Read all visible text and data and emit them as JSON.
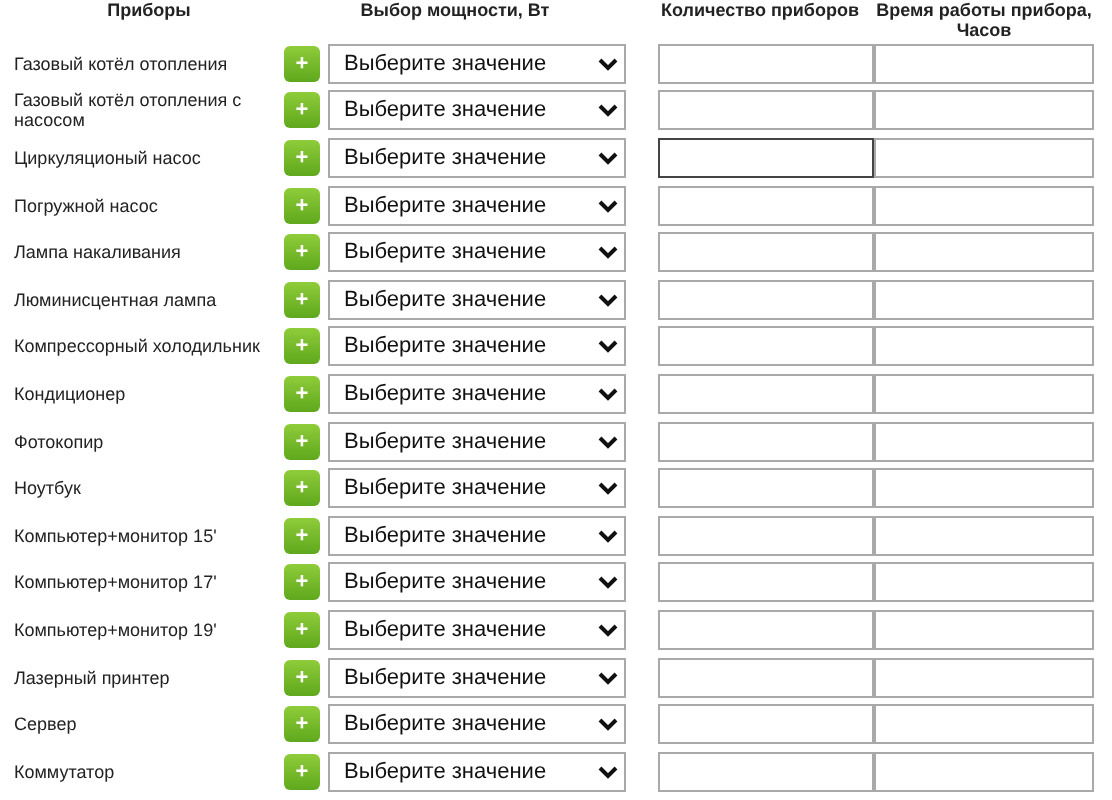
{
  "columns": [
    "Приборы",
    "Выбор мощности, Вт",
    "Количество приборов",
    "Время работы прибора, Часов"
  ],
  "rows": [
    {
      "name": "Газовый котёл отопления",
      "add": "+",
      "power": "Выберите значение",
      "quantity_focused": false
    },
    {
      "name": "Газовый котёл отопления с насосом",
      "add": "+",
      "power": "Выберите значение",
      "quantity_focused": false
    },
    {
      "name": "Циркуляционый насос",
      "add": "+",
      "power": "Выберите значение",
      "quantity_focused": true
    },
    {
      "name": "Погружной насос",
      "add": "+",
      "power": "Выберите значение",
      "quantity_focused": false
    },
    {
      "name": "Лампа накаливания",
      "add": "+",
      "power": "Выберите значение",
      "quantity_focused": false
    },
    {
      "name": "Люминисцентная лампа",
      "add": "+",
      "power": "Выберите значение",
      "quantity_focused": false
    },
    {
      "name": "Компрессорный холодильник",
      "add": "+",
      "power": "Выберите значение",
      "quantity_focused": false
    },
    {
      "name": "Кондиционер",
      "add": "+",
      "power": "Выберите значение",
      "quantity_focused": false
    },
    {
      "name": "Фотокопир",
      "add": "+",
      "power": "Выберите значение",
      "quantity_focused": false
    },
    {
      "name": "Ноутбук",
      "add": "+",
      "power": "Выберите значение",
      "quantity_focused": false
    },
    {
      "name": "Компьютер+монитор 15'",
      "add": "+",
      "power": "Выберите значение",
      "quantity_focused": false
    },
    {
      "name": "Компьютер+монитор 17'",
      "add": "+",
      "power": "Выберите значение",
      "quantity_focused": false
    },
    {
      "name": "Компьютер+монитор 19'",
      "add": "+",
      "power": "Выберите значение",
      "quantity_focused": false
    },
    {
      "name": "Лазерный принтер",
      "add": "+",
      "power": "Выберите значение",
      "quantity_focused": false
    },
    {
      "name": "Сервер",
      "add": "+",
      "power": "Выберите значение",
      "quantity_focused": false
    },
    {
      "name": "Коммутатор",
      "add": "+",
      "power": "Выберите значение",
      "quantity_focused": false
    }
  ]
}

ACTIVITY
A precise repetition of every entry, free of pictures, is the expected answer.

RESPONSE AREA
Read all visible text and data and emit them as JSON.
{
  "columns": [
    "Приборы",
    "Выбор мощности, Вт",
    "Количество приборов",
    "Время работы прибора, Часов"
  ],
  "rows": [
    {
      "name": "Газовый котёл отопления",
      "add": "+",
      "power": "Выберите значение",
      "quantity_focused": false
    },
    {
      "name": "Газовый котёл отопления с насосом",
      "add": "+",
      "power": "Выберите значение",
      "quantity_focused": false
    },
    {
      "name": "Циркуляционый насос",
      "add": "+",
      "power": "Выберите значение",
      "quantity_focused": true
    },
    {
      "name": "Погружной насос",
      "add": "+",
      "power": "Выберите значение",
      "quantity_focused": false
    },
    {
      "name": "Лампа накаливания",
      "add": "+",
      "power": "Выберите значение",
      "quantity_focused": false
    },
    {
      "name": "Люминисцентная лампа",
      "add": "+",
      "power": "Выберите значение",
      "quantity_focused": false
    },
    {
      "name": "Компрессорный холодильник",
      "add": "+",
      "power": "Выберите значение",
      "quantity_focused": false
    },
    {
      "name": "Кондиционер",
      "add": "+",
      "power": "Выберите значение",
      "quantity_focused": false
    },
    {
      "name": "Фотокопир",
      "add": "+",
      "power": "Выберите значение",
      "quantity_focused": false
    },
    {
      "name": "Ноутбук",
      "add": "+",
      "power": "Выберите значение",
      "quantity_focused": false
    },
    {
      "name": "Компьютер+монитор 15'",
      "add": "+",
      "power": "Выберите значение",
      "quantity_focused": false
    },
    {
      "name": "Компьютер+монитор 17'",
      "add": "+",
      "power": "Выберите значение",
      "quantity_focused": false
    },
    {
      "name": "Компьютер+монитор 19'",
      "add": "+",
      "power": "Выберите значение",
      "quantity_focused": false
    },
    {
      "name": "Лазерный принтер",
      "add": "+",
      "power": "Выберите значение",
      "quantity_focused": false
    },
    {
      "name": "Сервер",
      "add": "+",
      "power": "Выберите значение",
      "quantity_focused": false
    },
    {
      "name": "Коммутатор",
      "add": "+",
      "power": "Выберите значение",
      "quantity_focused": false
    }
  ]
}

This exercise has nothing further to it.